This was one of those rare instances in which my estimation of the film fluctuated with virtually every new scene.  (6! 3! I am going to walk out!
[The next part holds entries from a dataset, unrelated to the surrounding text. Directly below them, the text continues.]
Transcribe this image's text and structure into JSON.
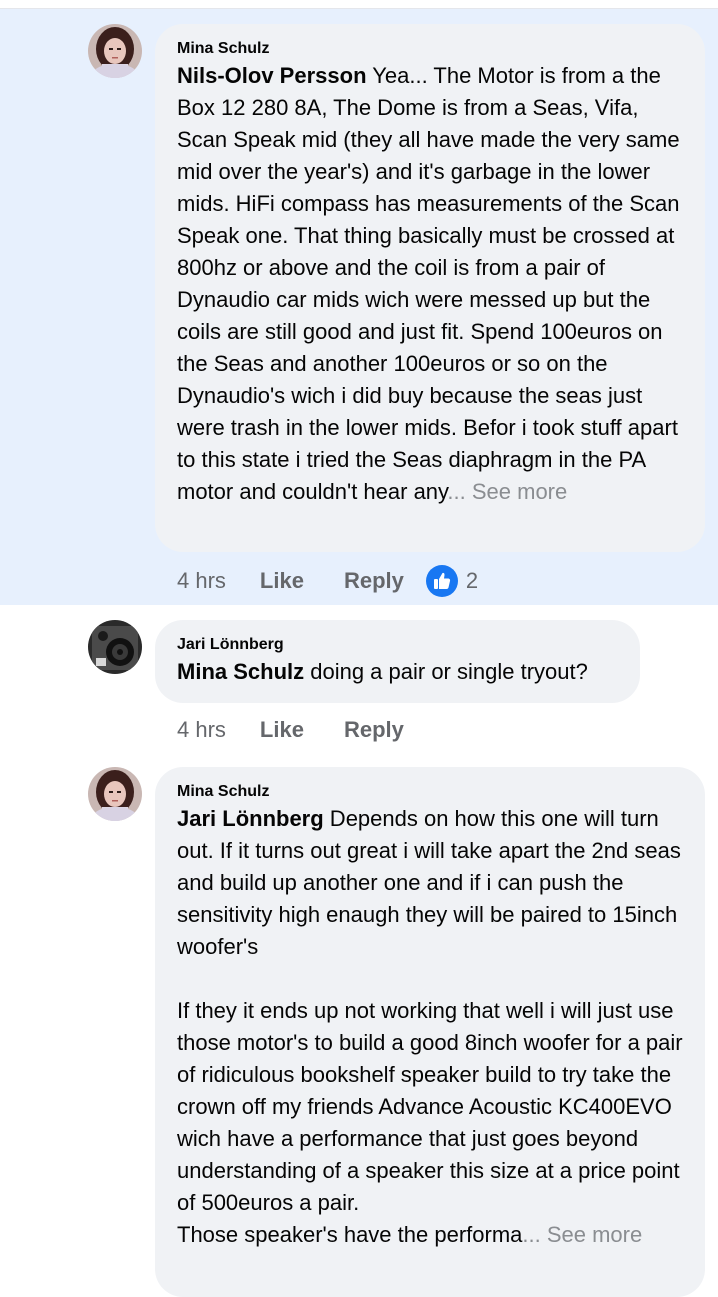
{
  "comments": [
    {
      "author": "Mina Schulz",
      "mention": "Nils-Olov Persson",
      "text": " Yea... The Motor is from a the Box 12 280 8A, The Dome is from a Seas, Vifa, Scan Speak mid (they all have made the very same mid over the year's) and it's garbage in the lower mids. HiFi compass has measurements of the Scan Speak one. That thing basically must be crossed at 800hz or above and the coil is from a pair of Dynaudio car mids wich were messed up but the coils are still good and just fit. Spend 100euros on the Seas and another 100euros or so on the Dynaudio's wich i did buy because the seas just were trash in the lower mids. Befor i took stuff apart to this state i tried the Seas diaphragm in the PA motor and couldn't hear any",
      "see_more": "... See more",
      "time": "4 hrs",
      "like": "Like",
      "reply": "Reply",
      "reaction_count": "2"
    },
    {
      "author": "Jari Lönnberg",
      "mention": "Mina Schulz",
      "text": " doing a pair or single tryout?",
      "time": "4 hrs",
      "like": "Like",
      "reply": "Reply"
    },
    {
      "author": "Mina Schulz",
      "mention": "Jari Lönnberg",
      "text": " Depends on how this one will turn out. If it turns out great i will take apart the 2nd seas and build up another one and if i can push the sensitivity high enaugh they will be paired to 15inch woofer's",
      "text2": "If they it ends up not working that well i will just use those motor's to build a good 8inch woofer for a pair of ridiculous bookshelf speaker build to try take the crown off my friends Advance Acoustic KC400EVO wich have a performance that just goes beyond understanding of a speaker this size at a price point of 500euros a pair.",
      "text3": "Those speaker's have the performa",
      "see_more": "... See more"
    }
  ],
  "colors": {
    "highlight": "#e7f0fd",
    "bubble": "#f0f2f5",
    "like_blue": "#1877f2",
    "meta_gray": "#65676b"
  },
  "icons": {
    "reaction": "thumbs-up-icon"
  }
}
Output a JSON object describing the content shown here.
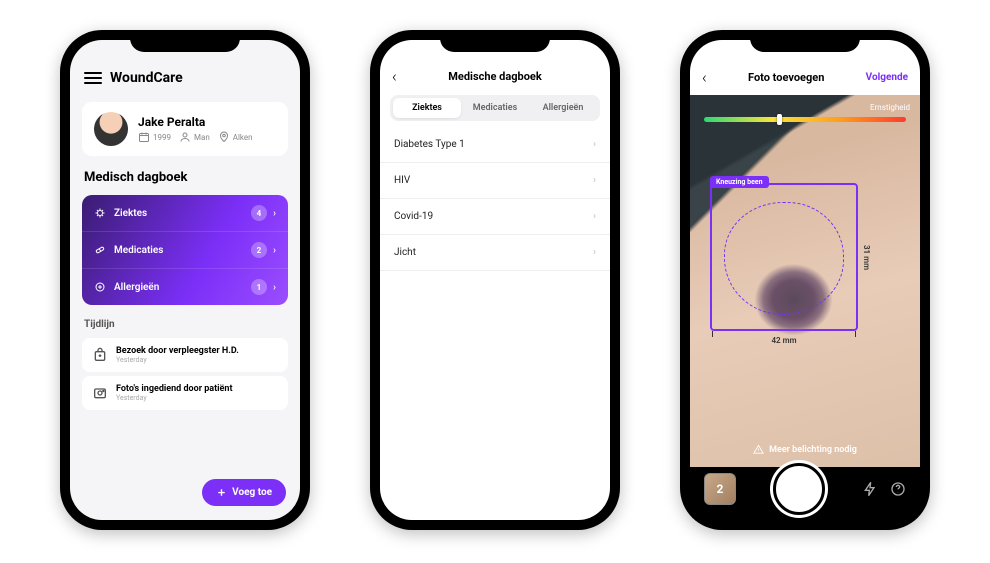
{
  "screen1": {
    "app_title": "WoundCare",
    "patient": {
      "name": "Jake Peralta",
      "year": "1999",
      "gender": "Man",
      "location": "Alken"
    },
    "section_title": "Medisch dagboek",
    "diary": [
      {
        "label": "Ziektes",
        "count": "4"
      },
      {
        "label": "Medicaties",
        "count": "2"
      },
      {
        "label": "Allergieën",
        "count": "1"
      }
    ],
    "timeline_title": "Tijdlijn",
    "timeline": [
      {
        "title": "Bezoek door verpleegster H.D.",
        "date": "Yesterday"
      },
      {
        "title": "Foto's ingediend door patiënt",
        "date": "Yesterday"
      }
    ],
    "fab_label": "Voeg toe"
  },
  "screen2": {
    "title": "Medische dagboek",
    "tabs": [
      "Ziektes",
      "Medicaties",
      "Allergieën"
    ],
    "active_tab": "Ziektes",
    "items": [
      "Diabetes Type 1",
      "HIV",
      "Covid-19",
      "Jicht"
    ]
  },
  "screen3": {
    "title": "Foto toevoegen",
    "next_label": "Volgende",
    "severity_label": "Ernstigheid",
    "wound_label": "Kneuzing been",
    "width_mm": "42 mm",
    "height_mm": "31 mm",
    "warning": "Meer belichting nodig",
    "photo_count": "2"
  }
}
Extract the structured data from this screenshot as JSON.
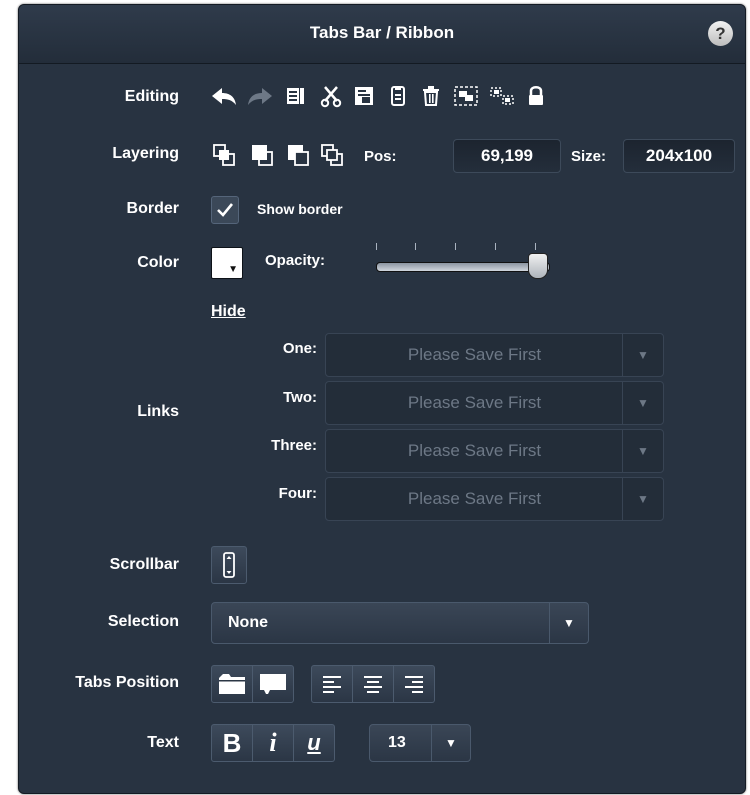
{
  "title": "Tabs Bar / Ribbon",
  "help_label": "?",
  "editing": {
    "label": "Editing",
    "icons": [
      "undo-icon",
      "redo-icon",
      "copy-icon",
      "cut-icon",
      "paste-icon",
      "paste-style-icon",
      "delete-icon",
      "group-icon",
      "ungroup-icon",
      "lock-icon"
    ]
  },
  "layering": {
    "label": "Layering",
    "icons": [
      "bring-to-front-icon",
      "bring-forward-icon",
      "send-backward-icon",
      "send-to-back-icon"
    ],
    "pos_label": "Pos:",
    "pos_value": "69,199",
    "size_label": "Size:",
    "size_value": "204x100"
  },
  "border": {
    "label": "Border",
    "checkbox_label": "Show border",
    "checked": true
  },
  "color": {
    "label": "Color",
    "swatch_color": "#ffffff",
    "opacity_label": "Opacity:",
    "opacity_value": 1.0
  },
  "links": {
    "label": "Links",
    "hide_label": "Hide",
    "items": [
      {
        "label": "One:",
        "value": "Please Save First"
      },
      {
        "label": "Two:",
        "value": "Please Save First"
      },
      {
        "label": "Three:",
        "value": "Please Save First"
      },
      {
        "label": "Four:",
        "value": "Please Save First"
      }
    ]
  },
  "scrollbar": {
    "label": "Scrollbar",
    "icon": "scrollbar-icon"
  },
  "selection": {
    "label": "Selection",
    "value": "None"
  },
  "tabs_position": {
    "label": "Tabs Position",
    "position_icons": [
      "tabs-top-icon",
      "tabs-bottom-icon"
    ],
    "align_icons": [
      "align-left-icon",
      "align-center-icon",
      "align-right-icon"
    ]
  },
  "text": {
    "label": "Text",
    "bold": "B",
    "italic": "i",
    "underline": "u",
    "size_value": "13"
  },
  "colors": {
    "panel": "#283341",
    "title_bar": "#2a3544",
    "text": "#ffffff",
    "disabled_text": "#6d7886"
  }
}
Wait...a! 2! etc.)  So in the end, I come down right in the middle.  Despite the promulgation by highbrow festivals and critics, I haven’t been really impressed with recent Argentine cinema. (Note: I still haven’t seen Trapero’s films.) Suddenly is no exception, really.  It exhibits self-congratulatory cuteness one minute, becomes a low-rent lesbian Jarmusch picture the next minute, and then will haul off and plunge into sexual predation, daring us to keep watching as a host of unappealing characters behave like rude, horny teenagers.  Of course, it all comes back to a sort of “look at our unconventional family of outcasts” conclusion, as so many Gay and Lesbian Festival films do.  But all the nastiness and mugging and stolid non-communication that came before it just makes its faux-ingratiating terminus seem like just another irritating point on the journey.  Thing is, while actually viewing this film, I was mostly confused about how to feel about it. But now, it’s all rather clear, and a 5 seems rather generous.




Spellbound (Jeffrey Blitz)

Okay, this was made for cable TV.  But did its structure have to seem so schematic?  (I could not help mentally inserting commercial breaks.)  I guess I may as well note that I was on the defensive with this film, given that my first attempt at viewing it was thwarted by smug Berkeley liberals, laughing derisively at the dumb Texas rednecks and their political incorrectness.  The film itself sets this up to an extent (e.g., the cheap shots of misspelled marquees).  But more than this, Blitz seems to constantly imply some kind of social or political meaning, in order to lend his fluffy doc some gravity.  Yet he refuses to follow through.  In retrospect, it’s clear that the film came into shape following the win of a particular subject, who the film then surrounds by his / her opposite numbers, to show (I guess) that working class kids don’t really have a prayer, but (relax) rich kids can’t exactly buy the bee outright.  Hooray for the immigrant middle class.  Look at the weird white kid from Jersey.  In America, if you work hard you can accomplish (almost) anything.  Cut to big American flag in the lobby.  No child left behind.  Four more years.




Charlie’s Angels: Full Throttle (McG)

The effects were dumb, the jokes weren’t funny, and when a certain key cast member from the last film showed up, and things started to look really promising, he’s quickly dispensed with.  Musical cues follow the logic of late-night talk show bands (surfing scene? “Mizerlou”!, etc.), and where the first time it felt like Drew’s wacky mix tape, this time it was strictly by committee.  What can you say about a film which uses a Rage Against the Machine song to accompany the annihilation of scads of Mongolian heathens? Or that shows the villain getting a bit Sapphic just before she’s slain?  A pretty neo-con idea of frivolous fun.


Wrong Turn (Rob Schmidt)

The worst of both worlds, really.  Too corporatized to exhibit the subversive elements that make B-grade horror worth checking out, and too low-budget to have, you know, real actors, or a DP who can shoot a dark forest without turning it into a unwatchable gray mess.  Also, the potentials of the inbred hillbilly trope are left sorely unexplored.  Why not have these guys do some really disturbing shit?  I mean jesus Rob, we’ve seen Texas Chainsaw Massacre and The Hills Have Eyes.  (Have you?)